Give the records again in full, exactly as they are.

──────── MATERIAL PROVIDED

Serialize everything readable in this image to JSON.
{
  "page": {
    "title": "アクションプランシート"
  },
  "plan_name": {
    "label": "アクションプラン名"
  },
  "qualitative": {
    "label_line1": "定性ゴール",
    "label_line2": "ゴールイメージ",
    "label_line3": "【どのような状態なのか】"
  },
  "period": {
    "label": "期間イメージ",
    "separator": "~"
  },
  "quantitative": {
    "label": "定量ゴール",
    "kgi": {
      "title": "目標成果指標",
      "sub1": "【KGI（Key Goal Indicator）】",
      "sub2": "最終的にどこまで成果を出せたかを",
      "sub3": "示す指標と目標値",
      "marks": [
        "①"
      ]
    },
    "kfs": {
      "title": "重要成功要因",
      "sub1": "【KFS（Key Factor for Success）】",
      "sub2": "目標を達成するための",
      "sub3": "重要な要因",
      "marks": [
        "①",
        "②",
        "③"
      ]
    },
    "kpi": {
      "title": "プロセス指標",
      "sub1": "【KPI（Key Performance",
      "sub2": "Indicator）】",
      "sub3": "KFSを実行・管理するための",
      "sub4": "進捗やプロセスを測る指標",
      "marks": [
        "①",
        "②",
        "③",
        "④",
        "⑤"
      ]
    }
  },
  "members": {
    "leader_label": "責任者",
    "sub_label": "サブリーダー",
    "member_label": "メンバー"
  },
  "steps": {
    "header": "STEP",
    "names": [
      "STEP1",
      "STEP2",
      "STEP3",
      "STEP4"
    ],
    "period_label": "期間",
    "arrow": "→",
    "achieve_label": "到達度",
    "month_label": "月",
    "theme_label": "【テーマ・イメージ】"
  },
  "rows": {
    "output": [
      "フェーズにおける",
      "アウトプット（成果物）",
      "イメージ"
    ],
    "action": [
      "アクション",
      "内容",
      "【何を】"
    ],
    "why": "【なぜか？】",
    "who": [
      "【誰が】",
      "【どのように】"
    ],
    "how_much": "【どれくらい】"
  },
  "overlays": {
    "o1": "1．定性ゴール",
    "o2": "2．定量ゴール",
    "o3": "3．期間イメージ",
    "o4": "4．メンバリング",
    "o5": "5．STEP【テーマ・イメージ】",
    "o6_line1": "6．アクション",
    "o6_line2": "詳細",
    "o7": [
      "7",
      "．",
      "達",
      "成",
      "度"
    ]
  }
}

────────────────

#### REPLY TO THE TASK
Serialize everything readable in this image to JSON.
{
  "page": {
    "title": "アクションプランシート"
  },
  "plan_name": {
    "label": "アクションプラン名"
  },
  "qualitative": {
    "label_line1": "定性ゴール",
    "label_line2": "ゴールイメージ",
    "label_line3": "【どのような状態なのか】"
  },
  "period": {
    "label": "期間イメージ",
    "separator": "~"
  },
  "quantitative": {
    "label": "定量ゴール",
    "kgi": {
      "title": "目標成果指標",
      "sub1": "【KGI（Key Goal Indicator）】",
      "sub2": "最終的にどこまで成果を出せたかを",
      "sub3": "示す指標と目標値",
      "marks": [
        "①"
      ]
    },
    "kfs": {
      "title": "重要成功要因",
      "sub1": "【KFS（Key Factor for Success）】",
      "sub2": "目標を達成するための",
      "sub3": "重要な要因",
      "marks": [
        "①",
        "②",
        "③"
      ]
    },
    "kpi": {
      "title": "プロセス指標",
      "sub1": "【KPI（Key Performance",
      "sub2": "Indicator）】",
      "sub3": "KFSを実行・管理するための",
      "sub4": "進捗やプロセスを測る指標",
      "marks": [
        "①",
        "②",
        "③",
        "④",
        "⑤"
      ]
    }
  },
  "members": {
    "leader_label": "責任者",
    "sub_label": "サブリーダー",
    "member_label": "メンバー"
  },
  "steps": {
    "header": "STEP",
    "names": [
      "STEP1",
      "STEP2",
      "STEP3",
      "STEP4"
    ],
    "period_label": "期間",
    "arrow": "→",
    "achieve_label": "到達度",
    "month_label": "月",
    "theme_label": "【テーマ・イメージ】"
  },
  "rows": {
    "output": [
      "フェーズにおける",
      "アウトプット（成果物）",
      "イメージ"
    ],
    "action": [
      "アクション",
      "内容",
      "【何を】"
    ],
    "why": "【なぜか？】",
    "who": [
      "【誰が】",
      "【どのように】"
    ],
    "how_much": "【どれくらい】"
  },
  "overlays": {
    "o1": "1．定性ゴール",
    "o2": "2．定量ゴール",
    "o3": "3．期間イメージ",
    "o4": "4．メンバリング",
    "o5": "5．STEP【テーマ・イメージ】",
    "o6_line1": "6．アクション",
    "o6_line2": "詳細",
    "o7": [
      "7",
      "．",
      "達",
      "成",
      "度"
    ]
  }
}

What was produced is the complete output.